“Fashion shows are for transporting people,” Balenciaga designer Demna Gvasalia told Vogue this season, “otherwise there’s no point.” His show was one of the season’s most surreal transports. He compared working on a collection presentation to working on a movie, and in fact, it was Luc Besson’s studio on the outskirts of Paris where he held his show, in a digital tunnel that dripped, melted and swooped through a simulated reality. It was the work of the digital artist Jon Rafman, whom Gvasalia had met at Art Basel, and the effect was practically mind-melting, a digi-dystopia for an elegant but surreal collection.
If you already love and wear a particular brand, don’t just ask to be added to the list—also let the agency know why your blog would be an excellent fit and send links of posts where you’ve worn the brand before. Also try directly reaching out to emerging brands that may not be large enough to have their own agency—they’re likely excited to grow their own following and eager to work with you.
“Are you a boho gal who loves kale salads, yoga sessions, and beaded jewelry? Or are you a preppy woman, who loves anything from Kate Spade and has a penchant for stripes? Ask yourself what image you want to project, and how you would want people to describe you based on first impressions. The truth is they are already thinking something about you when they meet you so make sure it’s what you want!” —Christina-Lauren Pollack, fashion expert and Editor of Inspirations & Celebrations Next, check out these styling tricks that can help you revamp your wardrobe in a weekend.
There are many quality fashion blogs, which unsurprisingly feature high-quality photographs of the latest fashion innovations. Most fashion blogs are full of inspiration for those mornings you open your wardrobe door with your mind in a blank. They make an ideal place to begin your online research into what’s hot this year before you head off to purchase your own outfits. They can also provide you with ideas about what you can mix and match to create that perfect look.
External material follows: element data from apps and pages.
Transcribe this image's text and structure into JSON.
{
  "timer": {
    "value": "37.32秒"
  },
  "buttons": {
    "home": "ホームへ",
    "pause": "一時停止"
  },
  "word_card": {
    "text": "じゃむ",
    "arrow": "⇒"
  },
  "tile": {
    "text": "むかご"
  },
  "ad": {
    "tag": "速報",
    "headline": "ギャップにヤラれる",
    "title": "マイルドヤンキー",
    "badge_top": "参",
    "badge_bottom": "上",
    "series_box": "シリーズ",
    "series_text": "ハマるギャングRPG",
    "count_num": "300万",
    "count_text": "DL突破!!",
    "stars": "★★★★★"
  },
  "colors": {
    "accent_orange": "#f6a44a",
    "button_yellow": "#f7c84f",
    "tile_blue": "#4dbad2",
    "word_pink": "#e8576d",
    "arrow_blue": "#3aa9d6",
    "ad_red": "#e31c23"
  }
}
Tie-dye emerged as a fashion influencer favourite for summer 2018, and it's a look that was compounded on the catwalk. No longer solely the preserve of art teachers and ageing hippies, tie-dye has had a modern update, At Dior, the brand employed its meticulous craftsmanship to the process to create kaleidoscope versions, sometimes layering tie-dye over florals. Miuccia Prada went for a flouro approach, used to reflect a liberated woman. Stella McCartney's version came in blue and white boilersuits, T-shirts and combat trousers.